A look at the YDP chart for Entergy show yields slowly drifting up as prices decline, reflecting investors increasing demands for higher returns to offset the risk of this aging company with negative growth and looming plant obsolescence over the coming years.
Yield is currently at 5.0% and no dividend increase for 4 years, since the first quarter of 2010. The yield curve suggests that investors will soon be demanding a 5.5% effective rate, requiring share prices to decline to $60.36 to provide this at the current $3.32 dividend yield. Within a couple of more years, this trend will reach a 6.0% yield demand. This represents a $55.33 share price on the existing distribution levels as the classic Y = D/P mathematic correlation (where: Y=yield, D=dividend, P=price) of the 3 variables adjusts along the established trend for risk balanced competitive rates on the income stream. For those not familiar yet with YDP charts, I refer you to my introductory article on YDP chart analysis and its precursor article with several YDP chart interpretation examples.
The situation is even worse than this superficial examination. Payout ratios are unsustainable, generally exceeding 100% on cash payout ratio and in the 83% range and rising for income/payout ratio.
The picture continues to get worse as we look at the company's performance trends. Income, free cash flow, and operating margins are all continuing falling trends for the past 10 years. The only trend on the rise is long-term debt.
A look at value matched against competitors shows Entergy to be the lowest Price/Tangible Book ratio, The nearest competitor, Southern Company (NYSE:SO) enjoys a 47% of valuation advantage, with the leader being Dominion Resources (NYSE:D) at 5.16 P/B and a 279% valuation advantage. This is understandable as investors recognize the value trap and shy away from paying for disappearing value seen for Entergy.
- Entergy is a sagging cash cow on a declining path of revenues, margins and free cash flow.
- The company faces large future liabilities for plant decommissioning of its nuclear and coal facilities.
- 10 year trends of declining performance metrics cannot be ignored.
- Excessive payout ratios make the dividend unreliable despite its long history.
Conclusions and Recommendations:
- Do not establish a position in this company, now or in the future.
- The 5.0% dividend and future trends of Y=D/P are not sufficient to provide a real total return on Entergy.
- The fundamental tenant of the Tortoise Strategy is only to consider companies we would want to own even without performance boost from options. Entergy fails to meet this hurdle.
- Because the company fails to meet the fundamental hurdle, no covered option analysis was presented here.

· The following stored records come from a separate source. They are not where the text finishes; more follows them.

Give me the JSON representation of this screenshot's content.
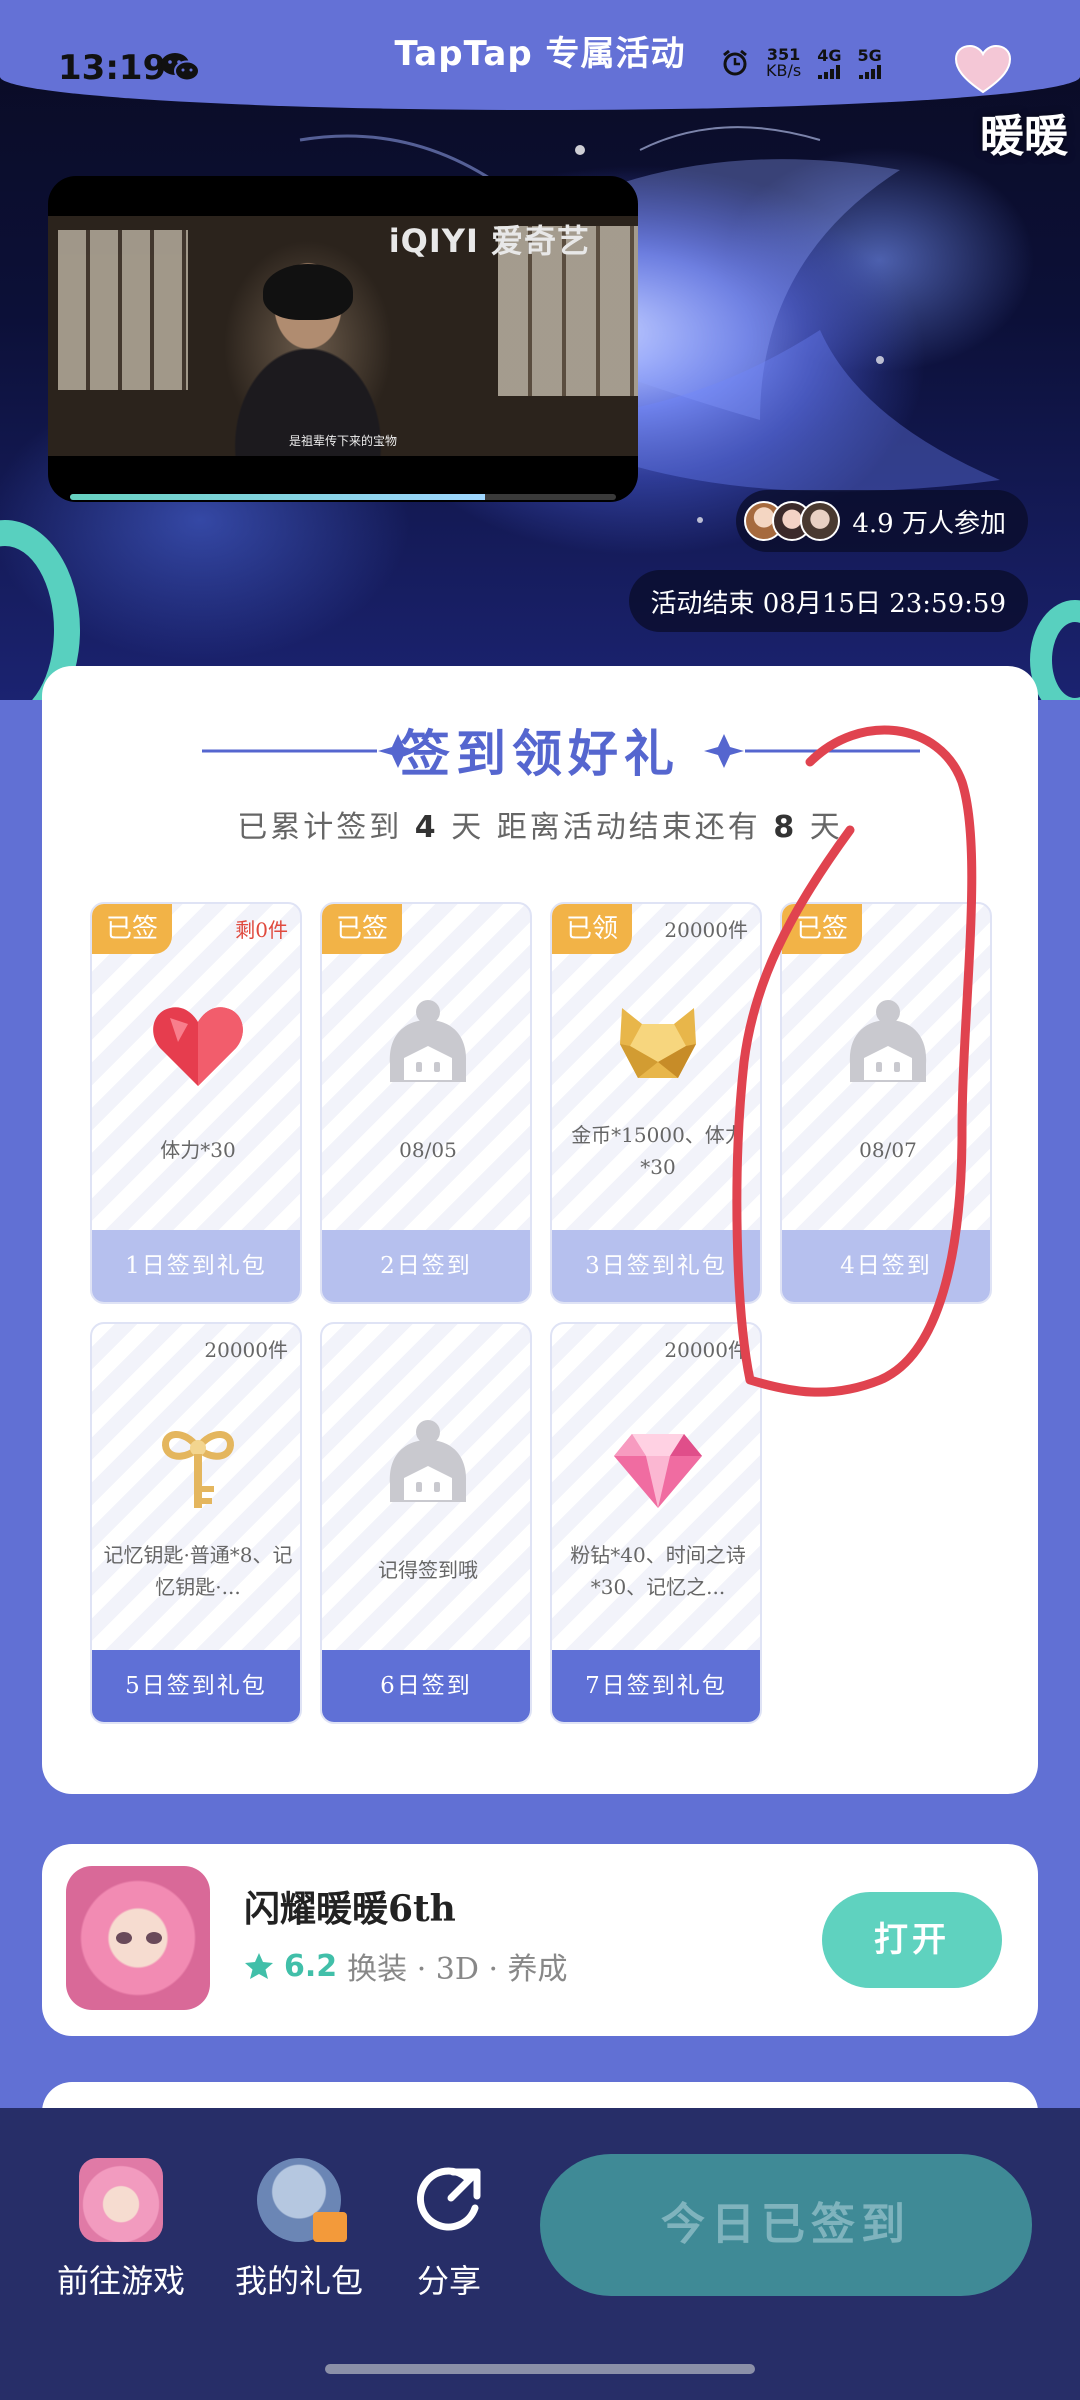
{
  "status_bar": {
    "time": "13:19",
    "net_speed_value": "351",
    "net_speed_unit": "KB/s",
    "sig1": "4G",
    "sig2": "5G"
  },
  "header": {
    "title": "TapTap 专属活动"
  },
  "hero": {
    "game_logo": "暖暖",
    "video_watermark": "iQIYI 爱奇艺",
    "video_subtitle": "是祖辈传下来的宝物",
    "video_progress": 0.76,
    "participants": "4.9 万人参加",
    "end_time": "活动结束 08月15日 23:59:59"
  },
  "checkin": {
    "title": "签到领好礼",
    "sub_prefix": "已累计签到",
    "sub_days": "4",
    "sub_middle": "天  距离活动结束还有",
    "sub_remaining": "8",
    "sub_suffix": "天",
    "tiles": [
      {
        "badge": "已签",
        "count": "剩0件",
        "desc": "体力*30",
        "footer": "1日签到礼包",
        "icon": "heart-icon"
      },
      {
        "badge": "已签",
        "count": "",
        "desc": "08/05",
        "footer": "2日签到",
        "icon": "placeholder-character-icon"
      },
      {
        "badge": "已领",
        "count": "20000件",
        "desc": "金币*15000、体力*30",
        "footer": "3日签到礼包",
        "icon": "gold-coin-icon"
      },
      {
        "badge": "已签",
        "count": "",
        "desc": "08/07",
        "footer": "4日签到",
        "icon": "placeholder-character-icon"
      },
      {
        "badge": "",
        "count": "20000件",
        "desc": "记忆钥匙·普通*8、记忆钥匙·...",
        "footer": "5日签到礼包",
        "icon": "key-icon"
      },
      {
        "badge": "",
        "count": "",
        "desc": "记得签到哦",
        "footer": "6日签到",
        "icon": "placeholder-character-icon"
      },
      {
        "badge": "",
        "count": "20000件",
        "desc": "粉钻*40、时间之诗*30、记忆之...",
        "footer": "7日签到礼包",
        "icon": "pink-diamond-icon"
      }
    ]
  },
  "game": {
    "name": "闪耀暖暖6th",
    "rating": "6.2",
    "tags": "换装 · 3D · 养成",
    "open_label": "打开"
  },
  "bottom_bar": {
    "go_game": "前往游戏",
    "my_gifts": "我的礼包",
    "share": "分享",
    "signed_label": "今日已签到"
  },
  "colors": {
    "accent": "#5566cf",
    "teal": "#5fd2bf",
    "badge_orange": "#f2b347",
    "annotation_red": "#e0434f"
  }
}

No attractive options exist in any event.
- Existing shareholders should exit for alternative opportunities.
In part 13, I will discuss the Southern Company. Each subsequent part of the series will discuss and evaluate one more of the original 16 tickers identified in the preliminary screen for building your Tortoise on Steroids portfolio.
I hope you will join me as I detail the use of covered option writing on quality dividend income equities to develop a model portfolio for the Super Tortoise. Simply click on the bold link labeled FOLLOW above the title at the top of this article to get an email notice of my new articles when they are published.
Disclaimer: I am not a licensed securities dealer or advisor. The views here are solely my own and should not be considered or used for investment advice. As always, individuals should determine the suitability for their own situation and perform their own due diligence before making any investment.
Disclosure: I have no positions in any stocks mentioned, and no plans to initiate any positions within the next 72 hours. I wrote this article myself, and it expresses my own opinions. I am not receiving compensation for it (other than from Seeking Alpha). I have no business relationship with any company whose stock is mentioned in this article.